My grandpa came to stay with me for the weekend recently, and because he hadn’t been in Nanaimo for any great length of time for a number of years, he brought a map.
Over coffee the first morning, he spread the map across the kitchen table and his remarks reminded me of all the fantastic natural features this city has.
For one, he expressed surprise at how big Newcastle Island is, likening it in size to Stanley Park in Vancouver, that gem that attracts tourists from all over the world.
Of course, Stanley Park is on a whole different level amenities-wise and is bigger, but his memories of visiting Newcastle when he was younger reminded me of how beautiful the island is and how much I enjoy walking on it, kayaking around it and viewing it from the channel when I’m having dinner at a waterfront restaurant or strolling the harbourfront walkway.
Newcastle, combined with Protection Island in our beautiful harbour, are fantastic amenities for any city to have, but it seems my visitors are always surprised to find such gems in Nanaimo.
Another one of my grandpa’s observations was the great number of green spaces and lakes within the city.
He’s right – this city has many beautiful parks, and lots of waterfront, both salt and fresh water, that residents enjoy
Since I happen to live close to Colliery Dam Park, we walked there after breakfast.
Grandpa’s reaction was one of pleasant surprise when we rounded a bend in the paved trail to view the lower lake. He couldn’t believe such a place existed just around the corner from my house – it’s a completely different world of trees, trails and water, one I disappear into as frequently as I can.
Grandpa’s visit brought me back to how I felt when I first moved here.
It was a particularly hot summer that year, and I loved that I could be at one of several gorgeous swimming holes in 10 or 15 minutes.
I moved from Port Coquitlam, in the Lower Mainland, where if you want to go to a lake, you drive for about half an hour. The same goes for mountain biking – which I didn’t get interested in until I moved here and discovered that single track trails surround the city.
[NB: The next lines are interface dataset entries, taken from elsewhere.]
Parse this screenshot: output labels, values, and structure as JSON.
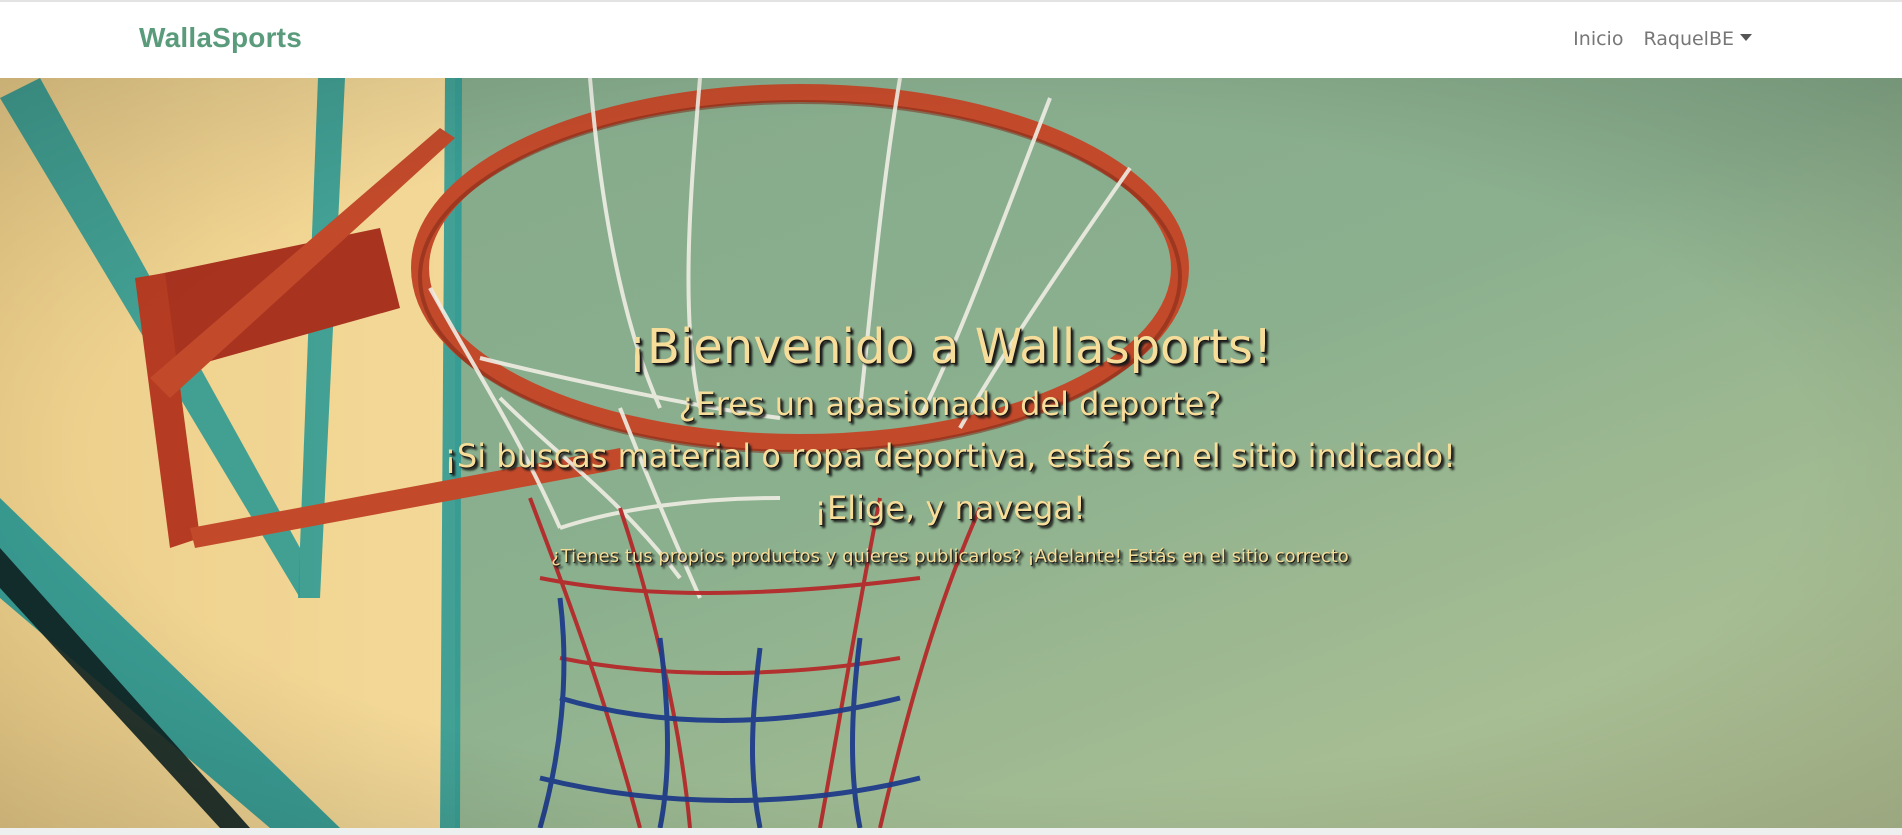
{
  "navbar": {
    "brand": "WallaSports",
    "links": [
      "Inicio"
    ],
    "user_menu": "RaquelBE"
  },
  "hero": {
    "title": "¡Bienvenido a Wallasports!",
    "line1": "¿Eres un apasionado del deporte?",
    "line2": "¡Si buscas material o ropa deportiva, estás en el sitio indicado!",
    "line3": "¡Elige, y navega!",
    "subtitle": "¿Tienes tus propios productos y quieres publicarlos? ¡Adelante! Estás en el sitio correcto"
  },
  "colors": {
    "brand": "#5a9b7b",
    "hero_text": "#f7dd9a",
    "rim": "#c24a2b",
    "backboard": "#f4d98e",
    "teal_stripe": "#2f9a93"
  },
  "icons": {
    "dropdown": "caret-down-icon"
  }
}
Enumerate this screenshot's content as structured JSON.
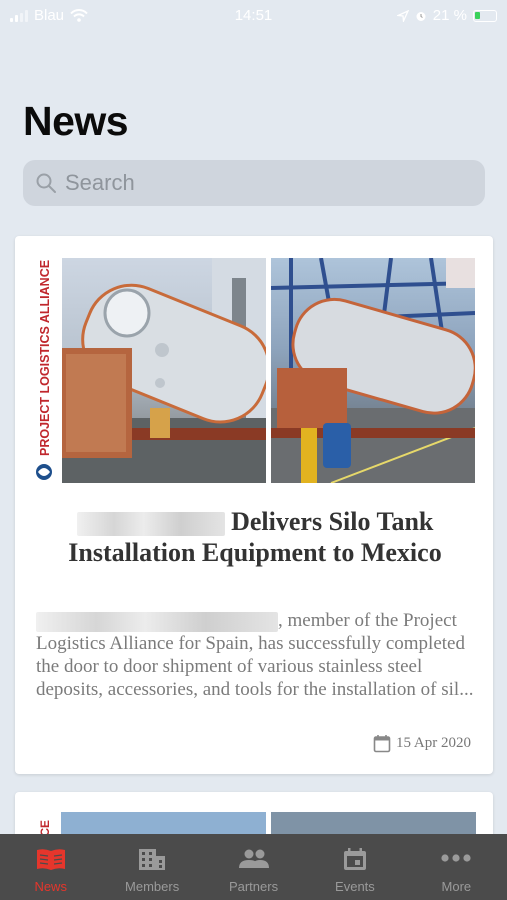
{
  "status_bar": {
    "carrier": "Blau",
    "time": "14:51",
    "battery": "21 %"
  },
  "page_title": "News",
  "search": {
    "placeholder": "Search"
  },
  "articles": [
    {
      "brand": "PROJECT LOGISTICS ALLIANCE",
      "title_rest": "Delivers Silo Tank Installation Equipment to Mexico",
      "excerpt_rest": ", member of the Project Logistics Alliance for Spain, has successfully completed the door to door shipment of various stainless steel deposits, accessories, and tools for the installation of sil...",
      "date": "15 Apr 2020"
    },
    {
      "brand": "ICE"
    }
  ],
  "tabs": [
    {
      "label": "News",
      "icon": "newspaper-icon",
      "active": true
    },
    {
      "label": "Members",
      "icon": "building-icon",
      "active": false
    },
    {
      "label": "Partners",
      "icon": "people-icon",
      "active": false
    },
    {
      "label": "Events",
      "icon": "calendar-icon",
      "active": false
    },
    {
      "label": "More",
      "icon": "more-icon",
      "active": false
    }
  ],
  "colors": {
    "accent": "#e5362c",
    "tab_bar": "#4b4b4b",
    "background": "#e3e9f0",
    "brand_red": "#c0272d"
  }
}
In Nanaimo, the furthest mountain bike trails are about a 10-minute drive away. The closest are within easy riding distance from my house.
Our natural amenities are a draw for people like myself to come live and work here. They are a draw for tourists as well.
Yet, for so long, Nanaimo has been seen as a place to stop on the way to Tofino or Victoria.
Hopefully a change to this viewpoint is in the works with the Nanaimo Economic Development Corporation’s efforts to build up the tourism sector.
Perhaps residents need a reminder as much as the rest of the world just what we have here.
In other tourism-related news, it looks like passenger rail service is returning to the Island.
The federal government committed $7.5 million, matching the province’s $7.5 million, to repair the E&N Rail line.
The Island Corridor Foundation, which owns the line, halted passenger service in 2011 due to safety concerns arising from the deteriorating condition of the tracks.
I wrote about my hopes that this line remains a viable transportation alternative after the service was suspended.
It not only serves residents (I’ve used it to travel to Victoria), but it also serves tourists.
Many of my friends want to visit, then head south and visit other friends in Duncan or Victoria. And to save money, they don’t want to bring their car.
Passenger rail will offer them a pleasant, scenic way of getting around.